I went to the ICA last night and found myself at the bar. The first time I went there was in ’95, I think – Alex and I had found some night listed in The Wire and we called them up. “Is it a jungle night?” “It’s breakbeats, but none of that white glove stuff.” He thought we were ravers. The night was drab, nobody danced. I liked it though – I’d never been to a London bar, never felt like I was part of anything new, even as a spectator. Drum n bass – even this late and clinical – was my first brush with how that feels. I went back to the ICA bar a few times, and to other bars. They always played drum n bass. It began to sound like they all had the same tape. I heard it again last night – I don’t know why I expected anything else.

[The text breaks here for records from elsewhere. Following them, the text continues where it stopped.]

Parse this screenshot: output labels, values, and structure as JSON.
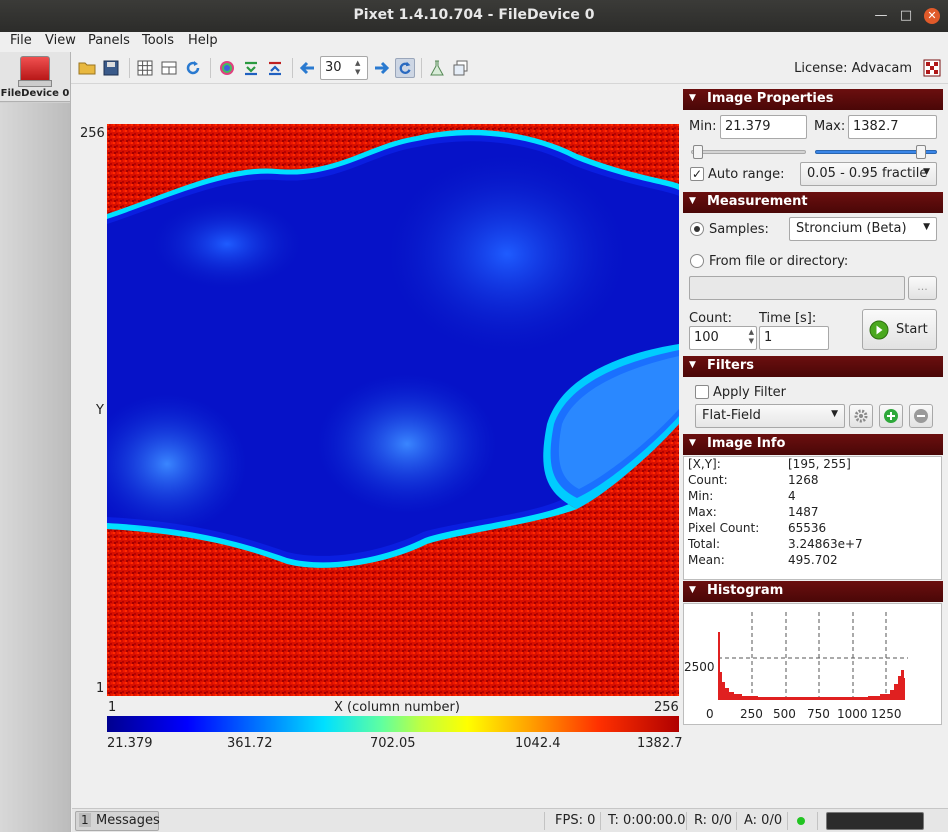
{
  "window": {
    "title": "Pixet 1.4.10.704 - FileDevice 0"
  },
  "menu": [
    "File",
    "View",
    "Panels",
    "Tools",
    "Help"
  ],
  "sidebar": {
    "device_label": "FileDevice 0"
  },
  "toolbar": {
    "frame_count": "30",
    "license": "License: Advacam"
  },
  "plot": {
    "y_max_label": "256",
    "y_min_label": "1",
    "y_label": "Y",
    "x_min_label": "1",
    "x_max_label": "256",
    "x_label": "X (column number)",
    "colorbar_ticks": [
      "21.379",
      "361.72",
      "702.05",
      "1042.4",
      "1382.7"
    ]
  },
  "image_properties": {
    "title": "Image Properties",
    "min_label": "Min:",
    "min_value": "21.379",
    "max_label": "Max:",
    "max_value": "1382.7",
    "auto_range_label": "Auto range:",
    "auto_range_checked": true,
    "range_mode": "0.05 - 0.95 fractile",
    "min_slider_fraction": 0.02,
    "max_slider_fraction": 0.95
  },
  "measurement": {
    "title": "Measurement",
    "samples_label": "Samples:",
    "sample": "Stroncium (Beta)",
    "from_file_label": "From file or directory:",
    "path": "",
    "browse_label": "...",
    "count_label": "Count:",
    "count": "100",
    "time_label": "Time [s]:",
    "time": "1",
    "start_label": "Start"
  },
  "filters": {
    "title": "Filters",
    "apply_label": "Apply Filter",
    "filter": "Flat-Field"
  },
  "image_info": {
    "title": "Image Info",
    "rows": [
      {
        "k": "[X,Y]:",
        "v": "[195, 255]"
      },
      {
        "k": "Count:",
        "v": "1268"
      },
      {
        "k": "Min:",
        "v": "4"
      },
      {
        "k": "Max:",
        "v": "1487"
      },
      {
        "k": "Pixel Count:",
        "v": "65536"
      },
      {
        "k": "Total:",
        "v": "3.24863e+7"
      },
      {
        "k": "Mean:",
        "v": "495.702"
      }
    ]
  },
  "histogram": {
    "title": "Histogram",
    "y_ticks": [
      "2500",
      "0"
    ],
    "x_ticks": [
      "250",
      "500",
      "750",
      "1000",
      "1250"
    ]
  },
  "status": {
    "messages_count": "1",
    "messages_label": "Messages",
    "fps": "FPS: 0",
    "time": "T: 0:00:00.0",
    "r": "R: 0/0",
    "a": "A: 0/0",
    "status_color": "#22c422"
  }
}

I don’t know whether the brushed steel and faux-factory fittings of London barland suited the music or whether the music shaped itself to its new homes and became more precise, pedantic and cool in response. Simon Reynolds has written a lot about the symbiosis between music and crowds – the way music responds to its space is important, too. The drum n bass in the ICA bar fit the place so well – expensive, cramped, surly, made arrogant and impotent by its own respectability. (It’s a marvel anything good flourishes in this atmosphere, though it does – the gig I’d come to see was marvellous.). Playing that music in that place seemed like a natural response – not an impulsive one like a kiss, but a worn-out mechanical reaction, like switching off the alarm clock, swinging your legs out of bed, going to work. If I’d asked the people behind the bar if they liked it, what would they have said? If I’d asked why?

What happened to drum n bass? What went wrong? Well, I know about that. People like me got into it and went to the ICA to hear it. A lot of us wanted it to be more like us, not (as I hoped) less – though both reactions kill the music they love. And, crucially, nobody much bought it – the six-year stagnancy of drum n bass is an excellent example of what happens when a style has no overground to aspire to, play off and torment. But the real question is – why is it back? Drum n bass, to these ears barely changed, has been back on the pirates, back in the magazines, all year, and as I say it never left the bars but it’s as strong as ever there. Some of the music is getting into the charts now – Shy FX and T Power, and Aphrodite, making the pop jungle records that never seemed to quite surface back in the day. Even they sound plastinated, stuck in time and form like a musical Bodyworlds, more rigid than rinsin’. I resent it, and feel stupid for that – but drum n bass represented something to me. I loved it for its sounds but also for its promise of an endless parade of newness. I don’t know if that promise has been broken exactly, but the exhaustion of drum n bass, and its odd revival, still hurt a little.